## TASK DETAILS
Look at each line below and tally those holding "body"; answer with that figure and nothing else.

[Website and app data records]
= Beginning of Section =
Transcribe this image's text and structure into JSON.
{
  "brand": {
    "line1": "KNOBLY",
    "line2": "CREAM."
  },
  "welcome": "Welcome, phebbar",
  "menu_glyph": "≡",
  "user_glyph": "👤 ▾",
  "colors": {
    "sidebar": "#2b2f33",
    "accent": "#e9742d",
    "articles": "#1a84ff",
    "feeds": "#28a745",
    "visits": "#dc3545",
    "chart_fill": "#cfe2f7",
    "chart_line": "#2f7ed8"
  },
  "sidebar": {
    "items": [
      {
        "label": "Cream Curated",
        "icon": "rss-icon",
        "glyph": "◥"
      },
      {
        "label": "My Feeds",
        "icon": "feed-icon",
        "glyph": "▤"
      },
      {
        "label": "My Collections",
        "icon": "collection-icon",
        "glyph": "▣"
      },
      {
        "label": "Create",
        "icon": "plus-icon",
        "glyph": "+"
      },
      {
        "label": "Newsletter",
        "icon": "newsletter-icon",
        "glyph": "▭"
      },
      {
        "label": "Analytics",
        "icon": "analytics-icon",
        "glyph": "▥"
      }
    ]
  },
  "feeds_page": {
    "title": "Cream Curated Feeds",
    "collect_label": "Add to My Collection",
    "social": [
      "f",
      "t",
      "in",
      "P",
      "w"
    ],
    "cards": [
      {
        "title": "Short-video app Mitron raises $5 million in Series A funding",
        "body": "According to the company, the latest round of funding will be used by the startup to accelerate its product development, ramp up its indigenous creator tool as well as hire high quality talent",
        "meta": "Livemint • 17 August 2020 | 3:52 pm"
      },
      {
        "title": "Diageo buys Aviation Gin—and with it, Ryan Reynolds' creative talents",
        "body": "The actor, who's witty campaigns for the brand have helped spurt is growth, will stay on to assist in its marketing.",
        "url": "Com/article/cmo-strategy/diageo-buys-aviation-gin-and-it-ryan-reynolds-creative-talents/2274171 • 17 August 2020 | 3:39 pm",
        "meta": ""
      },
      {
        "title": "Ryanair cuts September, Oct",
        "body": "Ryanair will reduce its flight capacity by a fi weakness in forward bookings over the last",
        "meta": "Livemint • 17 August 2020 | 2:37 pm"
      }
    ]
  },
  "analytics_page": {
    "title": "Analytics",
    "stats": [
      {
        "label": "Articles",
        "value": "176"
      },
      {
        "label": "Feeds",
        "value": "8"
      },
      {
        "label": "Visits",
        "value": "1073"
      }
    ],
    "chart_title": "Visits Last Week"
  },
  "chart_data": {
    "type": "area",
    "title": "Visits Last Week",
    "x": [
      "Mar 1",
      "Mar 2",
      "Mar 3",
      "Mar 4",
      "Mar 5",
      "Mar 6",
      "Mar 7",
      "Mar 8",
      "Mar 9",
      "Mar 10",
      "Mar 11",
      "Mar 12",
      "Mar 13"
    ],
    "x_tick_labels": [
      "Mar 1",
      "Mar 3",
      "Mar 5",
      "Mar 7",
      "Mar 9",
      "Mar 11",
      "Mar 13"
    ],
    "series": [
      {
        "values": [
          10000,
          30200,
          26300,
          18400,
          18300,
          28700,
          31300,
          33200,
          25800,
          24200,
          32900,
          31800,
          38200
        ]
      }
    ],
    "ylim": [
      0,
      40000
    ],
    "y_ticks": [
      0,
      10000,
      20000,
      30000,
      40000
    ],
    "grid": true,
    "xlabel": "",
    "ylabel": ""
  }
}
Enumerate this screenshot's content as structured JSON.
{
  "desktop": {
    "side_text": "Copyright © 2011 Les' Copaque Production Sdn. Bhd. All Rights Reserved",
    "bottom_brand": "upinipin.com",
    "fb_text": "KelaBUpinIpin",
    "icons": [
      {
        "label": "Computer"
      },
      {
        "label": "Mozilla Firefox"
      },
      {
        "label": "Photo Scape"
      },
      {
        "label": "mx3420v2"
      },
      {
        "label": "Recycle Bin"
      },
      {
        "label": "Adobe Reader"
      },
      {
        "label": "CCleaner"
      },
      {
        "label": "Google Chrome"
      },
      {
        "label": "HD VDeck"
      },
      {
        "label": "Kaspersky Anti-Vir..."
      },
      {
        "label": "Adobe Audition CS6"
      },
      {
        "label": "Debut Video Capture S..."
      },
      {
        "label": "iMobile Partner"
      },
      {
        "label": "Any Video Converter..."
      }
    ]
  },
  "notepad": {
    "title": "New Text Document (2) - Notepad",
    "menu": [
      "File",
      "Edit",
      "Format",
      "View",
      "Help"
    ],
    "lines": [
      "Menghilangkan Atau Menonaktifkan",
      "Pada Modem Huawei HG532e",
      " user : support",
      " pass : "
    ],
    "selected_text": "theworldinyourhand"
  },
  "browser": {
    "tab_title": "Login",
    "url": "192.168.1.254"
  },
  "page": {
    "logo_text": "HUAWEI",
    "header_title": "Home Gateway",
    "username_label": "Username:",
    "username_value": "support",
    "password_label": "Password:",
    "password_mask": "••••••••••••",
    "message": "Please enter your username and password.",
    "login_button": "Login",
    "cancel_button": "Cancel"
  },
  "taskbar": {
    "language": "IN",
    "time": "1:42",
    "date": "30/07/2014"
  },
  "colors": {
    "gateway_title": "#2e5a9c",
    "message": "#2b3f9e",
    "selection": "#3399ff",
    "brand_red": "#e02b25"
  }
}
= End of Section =
## RESPONSE TO THE TASK
3